In August 1998, plaintiff Thomas R. Crofts, while in Venezuela on business for plaintiff Construction Drilling, Inc. ("CDI"), telephoned the "U.S. Representative Office" of Caribbean Bank of Commerce ("Caribbean Bank") in Ridgewood, New Jersey, and spoke to defendant Eugene Chusid to request information about Caribbean Bank's banking operations. Around August 19, 1998, Caribbean Bank, by telecopy, forwarded to Crofts a series of documents pertaining to the bank. Included among these documents was a financial report, which allegedly represented the following:
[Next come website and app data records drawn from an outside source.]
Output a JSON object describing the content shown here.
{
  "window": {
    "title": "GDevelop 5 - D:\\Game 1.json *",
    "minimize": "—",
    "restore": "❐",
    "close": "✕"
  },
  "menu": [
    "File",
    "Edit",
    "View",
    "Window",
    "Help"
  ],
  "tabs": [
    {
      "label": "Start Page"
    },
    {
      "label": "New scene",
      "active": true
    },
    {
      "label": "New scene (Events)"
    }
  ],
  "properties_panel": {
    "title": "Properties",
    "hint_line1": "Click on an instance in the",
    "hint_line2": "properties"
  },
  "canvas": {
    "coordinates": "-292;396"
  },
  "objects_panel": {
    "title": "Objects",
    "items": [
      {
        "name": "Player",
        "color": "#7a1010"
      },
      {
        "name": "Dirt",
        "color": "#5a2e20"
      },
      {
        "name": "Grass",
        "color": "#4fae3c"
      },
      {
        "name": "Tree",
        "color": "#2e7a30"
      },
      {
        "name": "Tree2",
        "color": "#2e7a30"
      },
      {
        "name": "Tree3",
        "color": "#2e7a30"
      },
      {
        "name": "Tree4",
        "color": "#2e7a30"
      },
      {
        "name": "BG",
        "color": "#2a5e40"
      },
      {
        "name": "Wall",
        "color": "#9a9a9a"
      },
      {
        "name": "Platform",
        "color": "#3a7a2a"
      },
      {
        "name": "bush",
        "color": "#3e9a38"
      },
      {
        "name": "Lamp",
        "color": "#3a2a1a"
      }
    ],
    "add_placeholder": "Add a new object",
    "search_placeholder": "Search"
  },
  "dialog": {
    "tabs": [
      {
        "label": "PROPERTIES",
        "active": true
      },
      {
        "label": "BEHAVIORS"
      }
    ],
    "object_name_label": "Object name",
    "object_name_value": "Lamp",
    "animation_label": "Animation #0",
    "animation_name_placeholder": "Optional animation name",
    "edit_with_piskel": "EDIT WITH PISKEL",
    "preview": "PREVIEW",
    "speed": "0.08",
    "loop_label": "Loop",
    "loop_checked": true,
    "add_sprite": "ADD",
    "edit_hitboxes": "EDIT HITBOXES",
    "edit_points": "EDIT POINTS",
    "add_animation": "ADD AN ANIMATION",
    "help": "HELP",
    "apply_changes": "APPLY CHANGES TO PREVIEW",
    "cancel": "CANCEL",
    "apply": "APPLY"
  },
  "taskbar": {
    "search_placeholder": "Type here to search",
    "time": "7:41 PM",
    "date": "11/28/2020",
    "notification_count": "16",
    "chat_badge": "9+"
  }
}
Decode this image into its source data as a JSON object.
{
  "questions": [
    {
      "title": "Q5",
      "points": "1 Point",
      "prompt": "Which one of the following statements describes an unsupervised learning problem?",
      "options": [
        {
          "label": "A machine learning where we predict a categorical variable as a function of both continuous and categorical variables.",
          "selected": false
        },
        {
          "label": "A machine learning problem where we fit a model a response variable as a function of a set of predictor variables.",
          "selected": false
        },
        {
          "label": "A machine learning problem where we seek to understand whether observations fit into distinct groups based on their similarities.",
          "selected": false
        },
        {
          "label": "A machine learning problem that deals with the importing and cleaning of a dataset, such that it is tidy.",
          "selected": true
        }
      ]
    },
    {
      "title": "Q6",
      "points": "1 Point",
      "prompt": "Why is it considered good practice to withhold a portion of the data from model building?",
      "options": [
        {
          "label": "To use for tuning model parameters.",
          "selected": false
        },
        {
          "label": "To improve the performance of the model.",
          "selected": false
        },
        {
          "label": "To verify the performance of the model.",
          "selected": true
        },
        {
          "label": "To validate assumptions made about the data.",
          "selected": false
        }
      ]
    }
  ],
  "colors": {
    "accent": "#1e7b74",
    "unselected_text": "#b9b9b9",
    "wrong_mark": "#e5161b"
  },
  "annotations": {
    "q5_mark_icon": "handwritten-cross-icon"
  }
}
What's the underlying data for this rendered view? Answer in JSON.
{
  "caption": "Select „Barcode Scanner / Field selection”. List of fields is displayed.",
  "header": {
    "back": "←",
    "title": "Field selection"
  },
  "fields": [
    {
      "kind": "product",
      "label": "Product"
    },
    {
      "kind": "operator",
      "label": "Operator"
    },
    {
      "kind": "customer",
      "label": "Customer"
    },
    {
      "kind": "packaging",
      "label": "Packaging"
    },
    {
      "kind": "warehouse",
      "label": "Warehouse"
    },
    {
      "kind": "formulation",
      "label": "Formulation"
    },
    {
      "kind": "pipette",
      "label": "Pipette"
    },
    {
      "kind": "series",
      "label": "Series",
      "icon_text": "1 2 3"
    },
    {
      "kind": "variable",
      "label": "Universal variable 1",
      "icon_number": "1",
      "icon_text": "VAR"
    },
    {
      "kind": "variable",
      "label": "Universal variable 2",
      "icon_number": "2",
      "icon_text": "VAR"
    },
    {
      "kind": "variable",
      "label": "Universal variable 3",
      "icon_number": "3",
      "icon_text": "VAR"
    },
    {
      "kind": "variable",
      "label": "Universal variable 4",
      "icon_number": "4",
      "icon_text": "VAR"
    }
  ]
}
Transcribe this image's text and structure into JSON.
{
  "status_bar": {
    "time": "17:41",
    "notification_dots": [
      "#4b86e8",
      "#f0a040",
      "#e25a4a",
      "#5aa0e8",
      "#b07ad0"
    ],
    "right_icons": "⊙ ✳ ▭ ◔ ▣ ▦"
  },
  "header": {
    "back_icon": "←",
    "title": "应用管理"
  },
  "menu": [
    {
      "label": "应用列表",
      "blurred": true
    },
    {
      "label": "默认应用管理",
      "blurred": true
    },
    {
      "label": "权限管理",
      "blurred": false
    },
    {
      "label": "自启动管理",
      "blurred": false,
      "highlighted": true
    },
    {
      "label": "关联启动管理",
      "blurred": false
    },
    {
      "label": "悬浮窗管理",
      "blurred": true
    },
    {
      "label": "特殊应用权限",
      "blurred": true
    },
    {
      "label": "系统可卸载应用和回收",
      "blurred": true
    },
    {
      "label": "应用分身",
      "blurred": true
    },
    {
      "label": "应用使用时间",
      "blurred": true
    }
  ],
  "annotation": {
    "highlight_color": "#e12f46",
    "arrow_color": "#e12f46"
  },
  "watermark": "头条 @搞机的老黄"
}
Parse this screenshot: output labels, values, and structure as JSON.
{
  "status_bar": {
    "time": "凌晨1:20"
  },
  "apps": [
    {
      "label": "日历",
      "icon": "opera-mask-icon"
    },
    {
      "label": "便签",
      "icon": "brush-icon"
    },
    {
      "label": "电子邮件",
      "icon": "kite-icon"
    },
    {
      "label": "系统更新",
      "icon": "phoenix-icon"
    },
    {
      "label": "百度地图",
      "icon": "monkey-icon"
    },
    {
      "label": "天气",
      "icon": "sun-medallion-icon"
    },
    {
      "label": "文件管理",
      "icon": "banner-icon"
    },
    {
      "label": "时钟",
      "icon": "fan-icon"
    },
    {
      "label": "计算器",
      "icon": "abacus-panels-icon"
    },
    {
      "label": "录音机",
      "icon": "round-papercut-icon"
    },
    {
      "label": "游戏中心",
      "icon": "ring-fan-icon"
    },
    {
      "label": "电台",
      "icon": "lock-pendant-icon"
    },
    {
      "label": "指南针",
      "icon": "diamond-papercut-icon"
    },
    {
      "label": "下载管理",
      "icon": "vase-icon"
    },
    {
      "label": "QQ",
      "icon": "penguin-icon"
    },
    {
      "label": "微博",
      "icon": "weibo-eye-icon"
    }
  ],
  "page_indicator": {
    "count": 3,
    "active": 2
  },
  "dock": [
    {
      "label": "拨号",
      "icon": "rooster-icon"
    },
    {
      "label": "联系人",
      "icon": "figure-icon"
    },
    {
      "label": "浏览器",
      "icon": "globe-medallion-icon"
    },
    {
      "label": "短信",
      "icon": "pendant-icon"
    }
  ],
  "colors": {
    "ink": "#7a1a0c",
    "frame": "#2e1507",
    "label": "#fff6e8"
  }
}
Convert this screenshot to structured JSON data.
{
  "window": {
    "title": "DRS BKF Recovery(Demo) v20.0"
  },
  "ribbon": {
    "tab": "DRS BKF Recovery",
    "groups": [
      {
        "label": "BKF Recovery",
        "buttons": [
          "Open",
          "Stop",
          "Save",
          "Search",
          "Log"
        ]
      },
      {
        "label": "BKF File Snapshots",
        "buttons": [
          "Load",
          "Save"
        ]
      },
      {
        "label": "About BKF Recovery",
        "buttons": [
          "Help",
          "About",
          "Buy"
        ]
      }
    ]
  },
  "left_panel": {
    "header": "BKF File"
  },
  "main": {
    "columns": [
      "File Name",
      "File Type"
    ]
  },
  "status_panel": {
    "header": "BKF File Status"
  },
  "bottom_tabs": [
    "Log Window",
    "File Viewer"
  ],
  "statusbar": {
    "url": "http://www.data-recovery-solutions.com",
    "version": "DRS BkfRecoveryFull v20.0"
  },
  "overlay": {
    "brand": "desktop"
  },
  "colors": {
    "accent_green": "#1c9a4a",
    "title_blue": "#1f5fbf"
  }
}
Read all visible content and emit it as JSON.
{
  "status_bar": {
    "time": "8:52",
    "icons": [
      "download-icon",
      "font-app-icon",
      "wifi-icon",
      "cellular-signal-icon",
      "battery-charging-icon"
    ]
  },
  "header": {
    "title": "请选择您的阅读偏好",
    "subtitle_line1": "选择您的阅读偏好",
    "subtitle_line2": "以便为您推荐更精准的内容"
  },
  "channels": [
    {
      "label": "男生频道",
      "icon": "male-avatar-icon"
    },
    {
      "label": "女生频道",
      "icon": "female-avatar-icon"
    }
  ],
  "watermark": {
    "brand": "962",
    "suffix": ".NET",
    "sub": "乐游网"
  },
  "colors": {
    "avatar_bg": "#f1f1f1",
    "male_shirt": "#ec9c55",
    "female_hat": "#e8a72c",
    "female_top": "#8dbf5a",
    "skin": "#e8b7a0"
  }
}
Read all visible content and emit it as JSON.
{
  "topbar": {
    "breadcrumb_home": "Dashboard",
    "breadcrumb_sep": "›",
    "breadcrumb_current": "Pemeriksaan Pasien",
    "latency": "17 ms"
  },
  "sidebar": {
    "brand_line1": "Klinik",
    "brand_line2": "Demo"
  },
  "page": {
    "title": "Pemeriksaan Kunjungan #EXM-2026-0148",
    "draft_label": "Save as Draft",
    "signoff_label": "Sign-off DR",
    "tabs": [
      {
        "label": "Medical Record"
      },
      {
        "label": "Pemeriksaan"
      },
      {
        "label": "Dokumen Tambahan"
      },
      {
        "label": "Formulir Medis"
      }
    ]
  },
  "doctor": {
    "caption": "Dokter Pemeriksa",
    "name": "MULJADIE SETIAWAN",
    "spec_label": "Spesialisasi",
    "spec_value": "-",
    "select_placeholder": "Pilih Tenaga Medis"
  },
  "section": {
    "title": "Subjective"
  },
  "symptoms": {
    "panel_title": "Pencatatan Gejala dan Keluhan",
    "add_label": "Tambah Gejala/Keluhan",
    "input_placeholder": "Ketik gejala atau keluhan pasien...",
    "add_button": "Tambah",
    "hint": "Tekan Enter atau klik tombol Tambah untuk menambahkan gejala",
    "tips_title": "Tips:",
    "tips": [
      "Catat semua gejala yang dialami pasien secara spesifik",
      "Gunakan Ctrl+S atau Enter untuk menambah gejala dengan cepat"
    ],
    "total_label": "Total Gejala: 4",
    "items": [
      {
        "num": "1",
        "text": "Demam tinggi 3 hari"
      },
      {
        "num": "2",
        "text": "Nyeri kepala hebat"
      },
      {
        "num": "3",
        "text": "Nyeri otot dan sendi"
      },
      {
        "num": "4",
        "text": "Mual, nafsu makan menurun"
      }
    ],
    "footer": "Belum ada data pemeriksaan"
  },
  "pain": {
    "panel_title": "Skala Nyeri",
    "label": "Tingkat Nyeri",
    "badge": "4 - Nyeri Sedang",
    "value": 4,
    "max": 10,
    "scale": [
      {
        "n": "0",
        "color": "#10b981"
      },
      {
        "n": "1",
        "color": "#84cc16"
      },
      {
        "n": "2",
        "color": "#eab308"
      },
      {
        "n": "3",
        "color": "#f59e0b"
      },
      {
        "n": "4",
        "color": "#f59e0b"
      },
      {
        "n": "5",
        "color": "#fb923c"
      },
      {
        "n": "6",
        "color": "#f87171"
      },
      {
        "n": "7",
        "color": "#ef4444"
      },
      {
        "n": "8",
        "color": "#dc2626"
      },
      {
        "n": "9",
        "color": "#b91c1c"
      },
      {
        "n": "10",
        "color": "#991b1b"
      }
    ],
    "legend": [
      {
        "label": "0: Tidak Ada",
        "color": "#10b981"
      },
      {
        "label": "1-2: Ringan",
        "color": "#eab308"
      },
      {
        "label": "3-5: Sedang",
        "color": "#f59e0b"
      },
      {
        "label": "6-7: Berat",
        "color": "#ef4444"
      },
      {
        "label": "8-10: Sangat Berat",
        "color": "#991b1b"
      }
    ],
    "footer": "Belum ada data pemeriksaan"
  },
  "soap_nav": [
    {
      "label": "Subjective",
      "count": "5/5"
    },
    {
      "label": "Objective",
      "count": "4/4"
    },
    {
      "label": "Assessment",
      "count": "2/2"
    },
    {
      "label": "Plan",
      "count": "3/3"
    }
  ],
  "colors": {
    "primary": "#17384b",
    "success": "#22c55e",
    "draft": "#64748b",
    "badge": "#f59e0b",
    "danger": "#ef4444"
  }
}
(1) that Caribbean Bank is a wholly owned subsidiary of Int'l Financial;
(2) that Caribbean Bank had some $195 million in assets in two branch offices, with some $162 million in deposits headquartered in St. Johns, Antigua at the time it was acquired by Int'l Financial on July 29, 1997;
(3) that Caribbean Bank has a "headquarters" in Antigua and is licensed in that jurisdiction; and
(4) that the total deposits in Caribbean Bank/Int'l Financial were $651.7 million by December 31, 1997.
Attached to the financial statement was an auditor's report signed by "James H. Chance" (purportedly a "licensed public accountant") that stated that the financials presented fairly the financial conditions of the two companies. In reliance on the financial statement and auditor's report, plaintiff CDI wired $350,000 to its account with Caribbean Bank between August and October 1998.
On October 15, 1998, in a telephone conversation between defendant Chusid in Ridgewood and Crofts in Massachusetts, Chusid advised Crofts of the availability of Caribbean Bank "investment units" being offered by Caribbean Bank of Commerce, Ltd. (DOM), purportedly a subsidiary of Caribbean Bank. Chusid then telecopied to Crofts sales literature and a subscription agreement, which stated that "[r]edemption of Bond is guaranteed by Caribbean Bank of Commerce Ltd and First Nations Insurance Company of Alaska."
On April 12, 1999, Crofts traveled to St. John's, Antigua, and notwithstanding a diligent search, was unable to locate any presence of Caribbean Bank. CDI claims that it then demanded that Caribbean Bank close its account and wire all monies contained therein to its Citibank account in Venezuela.
On May 7, 1999, Chusid informed Crofts that he was resigning as Senior Vice President of Caribbean Bank and that he had handed CDI's account over to Michael Swartz of Caribbean Bank. He also allegedly represented that the wire transfer for $330,000 would occur as planned on June 11, 1999. On June 10, 1999, Mr. Bender, the President of Caribbean Bank, assured CDI by telephone that the wire transfer would occur on June 11, 1999. However, by telecopy dated June 10, 1999, Swartz advised Crofts that:
(1) "[w]ith a heavy heart . . . as of 12:01 am St John's, Antigua time, the Caribbean Bank of Commerce, Ltd. shall cease to exist as an independent entity";
(2) Caribbean Bank was on the brink of insolvency and was merging with "Digital Commerce Bank";
(3) Caribbean Bank "elected" to no longer be licensed by Antigua and Barbuda;
(4) Eugene Bender had resigned as President and was being replaced by ...